This article examines the origins and dynamics of an extraordinary wave of protests in Hong Kong in 2019-2020. Despite lacking visible political opportunities and organizational resources, the protest movement drew resilient, mass participation unparalleled in the city's history and much of the world. Drawing from original on-site surveys and online datasets, we conceptualize the Anti-Extradition Law Amendment Bill Movement as a form of "total mobilization from below."The totality of the mobilization depended on a set of interactive mechanisms: abeyant civil society networks concealed after the 2014 Umbrella Movement were activated by threats over extradition and institutional decay, whereas affective ties developed through conflicts and mutual assistance were amplified by digital communication. The movement's characteristics in terms of protest scale, mobilizing structure, use of alternative spaces, and group solidarity are examined. The spasmodic moments of mobilization are explained by a nexus of network building that took place in an unreceptive environment and at a critical juncture.

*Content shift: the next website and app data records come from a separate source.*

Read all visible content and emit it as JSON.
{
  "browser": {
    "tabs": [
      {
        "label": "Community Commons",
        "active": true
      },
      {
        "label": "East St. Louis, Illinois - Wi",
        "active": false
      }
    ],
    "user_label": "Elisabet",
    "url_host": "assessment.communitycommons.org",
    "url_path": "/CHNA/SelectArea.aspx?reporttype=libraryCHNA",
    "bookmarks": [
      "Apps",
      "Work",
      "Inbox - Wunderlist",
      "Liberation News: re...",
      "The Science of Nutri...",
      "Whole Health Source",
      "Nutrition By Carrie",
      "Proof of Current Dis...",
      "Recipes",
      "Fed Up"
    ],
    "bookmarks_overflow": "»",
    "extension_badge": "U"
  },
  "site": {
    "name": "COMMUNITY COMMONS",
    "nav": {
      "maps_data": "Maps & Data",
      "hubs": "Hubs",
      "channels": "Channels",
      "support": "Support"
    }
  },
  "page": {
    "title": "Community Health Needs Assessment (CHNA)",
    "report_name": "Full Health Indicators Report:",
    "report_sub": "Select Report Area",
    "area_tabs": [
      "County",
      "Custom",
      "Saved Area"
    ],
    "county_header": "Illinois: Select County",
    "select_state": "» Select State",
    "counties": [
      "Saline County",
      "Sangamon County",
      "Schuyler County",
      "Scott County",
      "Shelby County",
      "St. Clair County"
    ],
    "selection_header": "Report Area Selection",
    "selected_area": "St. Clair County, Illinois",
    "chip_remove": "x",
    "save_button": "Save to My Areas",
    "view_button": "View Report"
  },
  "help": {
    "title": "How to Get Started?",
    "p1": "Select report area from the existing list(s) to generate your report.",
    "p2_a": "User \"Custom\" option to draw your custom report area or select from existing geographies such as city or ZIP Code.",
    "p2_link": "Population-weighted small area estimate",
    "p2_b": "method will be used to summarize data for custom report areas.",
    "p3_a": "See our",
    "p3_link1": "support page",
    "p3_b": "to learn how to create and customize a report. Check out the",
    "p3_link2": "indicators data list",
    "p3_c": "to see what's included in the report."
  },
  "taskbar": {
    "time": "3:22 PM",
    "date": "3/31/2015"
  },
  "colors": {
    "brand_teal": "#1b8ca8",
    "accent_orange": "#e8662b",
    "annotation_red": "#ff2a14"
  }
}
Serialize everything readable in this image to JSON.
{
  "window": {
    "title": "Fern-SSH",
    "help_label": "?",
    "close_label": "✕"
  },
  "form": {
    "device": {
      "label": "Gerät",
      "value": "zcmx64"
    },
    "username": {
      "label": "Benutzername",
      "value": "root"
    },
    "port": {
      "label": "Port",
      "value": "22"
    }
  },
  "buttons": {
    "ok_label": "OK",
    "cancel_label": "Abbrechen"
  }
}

The roles of threats and emotions in mass mobilizations are also analysed.
Scopus Subject Areas
- Geography, Planning and Development
- Political Science and International Relations
- Anti-Extradition Law Amendment Bill Movement
- contentious politics
- Hong Kong
- protest cycle